* [Your task]
Give the records again in full, exactly as they appear.

══ Input data ══

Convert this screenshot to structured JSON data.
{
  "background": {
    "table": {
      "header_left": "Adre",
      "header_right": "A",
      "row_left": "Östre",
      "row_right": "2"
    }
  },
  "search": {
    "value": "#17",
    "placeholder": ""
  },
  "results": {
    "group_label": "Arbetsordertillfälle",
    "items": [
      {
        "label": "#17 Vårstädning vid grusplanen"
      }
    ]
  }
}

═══

* [Output of the task]
Convert this screenshot to structured JSON data.
{
  "background": {
    "table": {
      "header_left": "Adre",
      "header_right": "A",
      "row_left": "Östre",
      "row_right": "2"
    }
  },
  "search": {
    "value": "#17",
    "placeholder": ""
  },
  "results": {
    "group_label": "Arbetsordertillfälle",
    "items": [
      {
        "label": "#17 Vårstädning vid grusplanen"
      }
    ]
  }
}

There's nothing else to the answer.